**ABOUT THIS EXERCISE:** Search the entries below for "Conferencing", and copy each line where it appears.

**AVAILABLE DATA:**
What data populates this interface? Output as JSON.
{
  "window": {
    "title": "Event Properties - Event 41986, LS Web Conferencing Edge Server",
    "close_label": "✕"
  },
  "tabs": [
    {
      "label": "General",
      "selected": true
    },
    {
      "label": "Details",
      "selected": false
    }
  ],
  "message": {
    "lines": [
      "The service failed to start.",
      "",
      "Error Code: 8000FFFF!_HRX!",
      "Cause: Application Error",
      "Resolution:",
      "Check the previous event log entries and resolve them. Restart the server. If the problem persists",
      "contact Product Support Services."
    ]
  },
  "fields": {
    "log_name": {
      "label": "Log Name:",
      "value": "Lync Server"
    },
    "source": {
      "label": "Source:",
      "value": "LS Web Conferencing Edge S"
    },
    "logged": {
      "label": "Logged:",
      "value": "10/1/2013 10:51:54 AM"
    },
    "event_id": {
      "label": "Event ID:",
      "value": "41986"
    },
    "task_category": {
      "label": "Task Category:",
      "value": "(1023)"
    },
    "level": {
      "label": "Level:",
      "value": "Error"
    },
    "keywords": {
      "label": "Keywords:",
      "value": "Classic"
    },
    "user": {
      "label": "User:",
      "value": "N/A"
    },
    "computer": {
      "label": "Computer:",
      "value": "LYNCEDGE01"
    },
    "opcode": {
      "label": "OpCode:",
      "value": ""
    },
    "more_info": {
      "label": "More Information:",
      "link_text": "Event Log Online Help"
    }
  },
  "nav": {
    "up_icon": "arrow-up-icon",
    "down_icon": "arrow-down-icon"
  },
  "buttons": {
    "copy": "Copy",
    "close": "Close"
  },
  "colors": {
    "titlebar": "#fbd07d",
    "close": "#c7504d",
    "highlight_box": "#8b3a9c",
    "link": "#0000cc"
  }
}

**RESPONSE AREA:**
    "title": "Event Properties - Event 41986, LS Web Conferencing Edge Server",
      "value": "LS Web Conferencing Edge S"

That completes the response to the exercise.